How would you describe the Black community? How strong is it?
I do think it’s divided between people who are in Greek life and not in Greek life. Being in Greek life kind of makes you a celebrity to other people so a lot of people don’t end up doing it for the right reasons. In the Black community, everyone knows each other because it’s pretty small, so the people who are social you will know as you meet them. [About 5.5% of students are Black.]
Has the alumni network helped you find internships or jobs?
My mentor’s a graduate and she helped me find programs that I’m going to be doing next year, like a D.C. study abroad program. Not necessarily internships, but programs I can do.
What have you used the career office for? How helpful have they been?
I’ve never been to the specific career office, but I find Handshake very helpful.
Have you learned any computer programs or languages through your coursework that will be helpful to you professionally?
I am in Principles of Computing right now, so by the end of the semester, I’ll have some knowledge into those things.
Have you used financial aid? If so, how easy are they to work with?
The financial aid office was not great for me personally. When I walk in there for a physical visit it’s a lot better than the phone calls. When I needed something done before I could make it to campus, so I made a phone call and they told me the wrong information for the amount in loans I should take out, which is serious information. I called back and check again and they said that I didn’t have to do that, but what if I had actually taken out that money!
Advice for Prospective Freshmen
What is something you wish you knew about Delaware before entering as a transfer?
I wish I knew more about the Master of Public Policy 4+1 program because I would have catered my coursework to that program so I would only have to do one year of graduate school.
What is something a prospective Black student may want to know that we haven’t touched on?
Don’t feel like you only can subject yourself to Black organizations. You can join White organizations and shouldn’t feel uncomfortable about it. You can gain knowledge and experience from every single organization on campus no matter what race it is supposedly geared towards.
What is something a prospective student may miss on a visit that’s worth checking out?
They should learn more about the organizations and clubs on campus.

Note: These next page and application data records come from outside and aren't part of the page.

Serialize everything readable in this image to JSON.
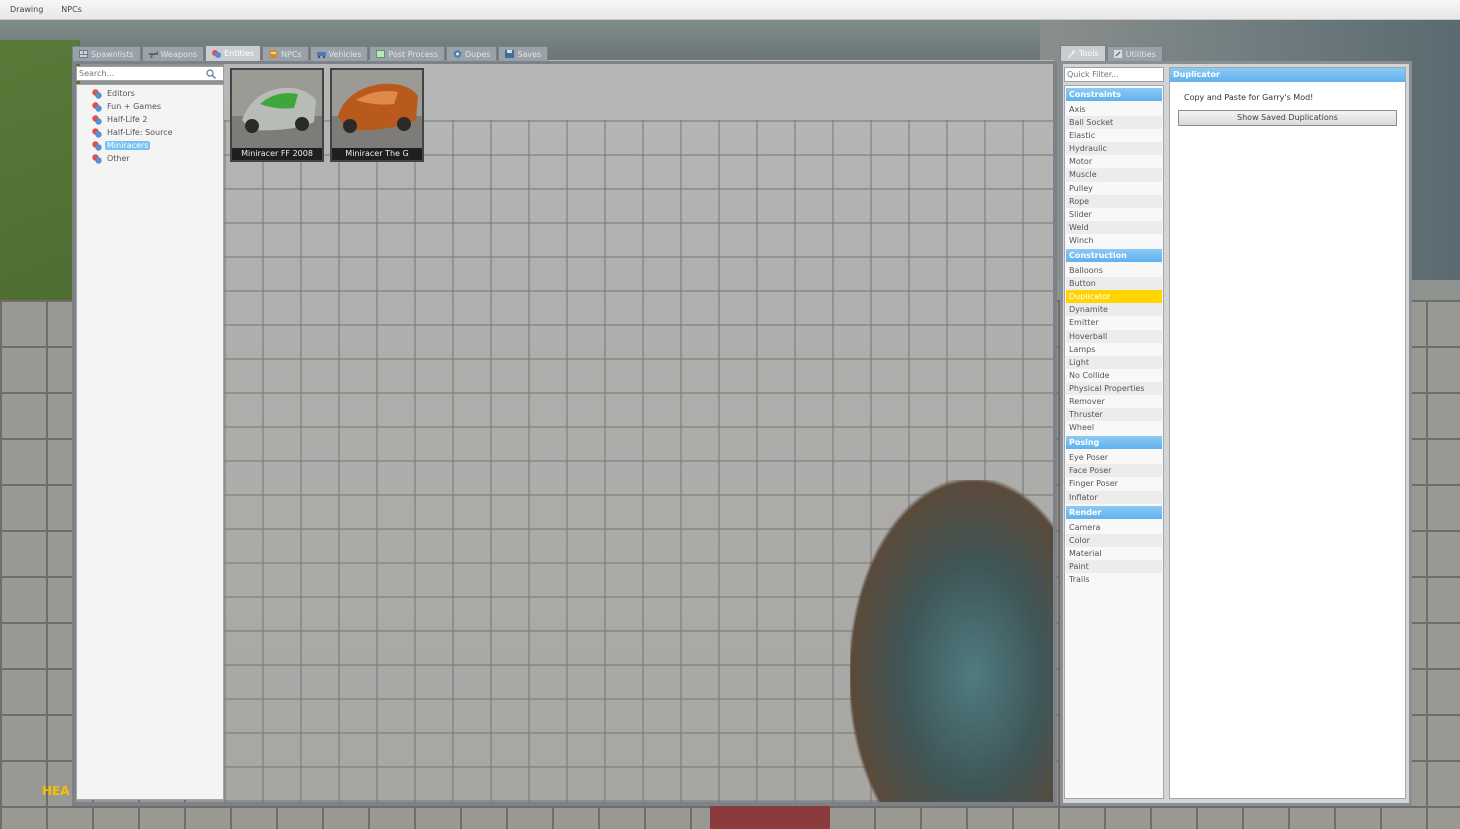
{
  "menubar": {
    "items": [
      "Drawing",
      "NPCs"
    ]
  },
  "spawnmenu": {
    "tabs": [
      {
        "label": "Spawnlists",
        "icon": "spawnlist-icon",
        "active": false
      },
      {
        "label": "Weapons",
        "icon": "weapon-icon",
        "active": false
      },
      {
        "label": "Entities",
        "icon": "entities-icon",
        "active": true
      },
      {
        "label": "NPCs",
        "icon": "npc-icon",
        "active": false
      },
      {
        "label": "Vehicles",
        "icon": "vehicle-icon",
        "active": false
      },
      {
        "label": "Post Process",
        "icon": "postprocess-icon",
        "active": false
      },
      {
        "label": "Dupes",
        "icon": "dupes-icon",
        "active": false
      },
      {
        "label": "Saves",
        "icon": "saves-icon",
        "active": false
      }
    ],
    "search": {
      "placeholder": "Search...",
      "value": ""
    },
    "categories": [
      "Editors",
      "Fun + Games",
      "Half-Life 2",
      "Half-Life: Source",
      "Miniracers",
      "Other"
    ],
    "selected_category": "Miniracers",
    "items": [
      {
        "label": "Miniracer FF 2008",
        "color": "#3ea63a"
      },
      {
        "label": "Miniracer The G",
        "color": "#b85a1e"
      }
    ]
  },
  "toolmenu": {
    "tabs": [
      {
        "label": "Tools",
        "icon": "wrench-icon",
        "active": true
      },
      {
        "label": "Utilities",
        "icon": "utilities-icon",
        "active": false
      }
    ],
    "filter": {
      "placeholder": "Quick Filter...",
      "value": ""
    },
    "categories": [
      {
        "name": "Constraints",
        "tools": [
          "Axis",
          "Ball Socket",
          "Elastic",
          "Hydraulic",
          "Motor",
          "Muscle",
          "Pulley",
          "Rope",
          "Slider",
          "Weld",
          "Winch"
        ]
      },
      {
        "name": "Construction",
        "tools": [
          "Balloons",
          "Button",
          "Duplicator",
          "Dynamite",
          "Emitter",
          "Hoverball",
          "Lamps",
          "Light",
          "No Collide",
          "Physical Properties",
          "Remover",
          "Thruster",
          "Wheel"
        ]
      },
      {
        "name": "Posing",
        "tools": [
          "Eye Poser",
          "Face Poser",
          "Finger Poser",
          "Inflator"
        ]
      },
      {
        "name": "Render",
        "tools": [
          "Camera",
          "Color",
          "Material",
          "Paint",
          "Trails"
        ]
      }
    ],
    "selected_tool": "Duplicator",
    "settings": {
      "title": "Duplicator",
      "description": "Copy and Paste for Garry's Mod!",
      "button_label": "Show Saved Duplications"
    }
  },
  "hud": {
    "text": "HEA"
  },
  "colors": {
    "accent": "#5fb1ee",
    "selected_tool": "#ffd400",
    "selected_category": "#77c2f3"
  }
}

Reasons to attend Delaware:
1) It’s a really good school. If you care about your major and you put in the work, you will get a lot of opportunities that a lot of other people might not have the opportunity to get.
2) There are a lot of resources there to help you and guide you.
3) People have good jobs after college. [For the Class of 2018, 95% of graduates are employed or pursuing further education.]
4) It’s a great place socially. There are a lot of events the school hosts.
5) Although there are not that many people of color, it’s a good place to meet students of color. [About 71% of undergraduate students are White.]
Reasons to not attend Delaware:
1) If you don’t like a school with a lot of students.
2) The campus is a bit big so you may want to take shuttles to your classes. If you don’t like that, then you may not like UD.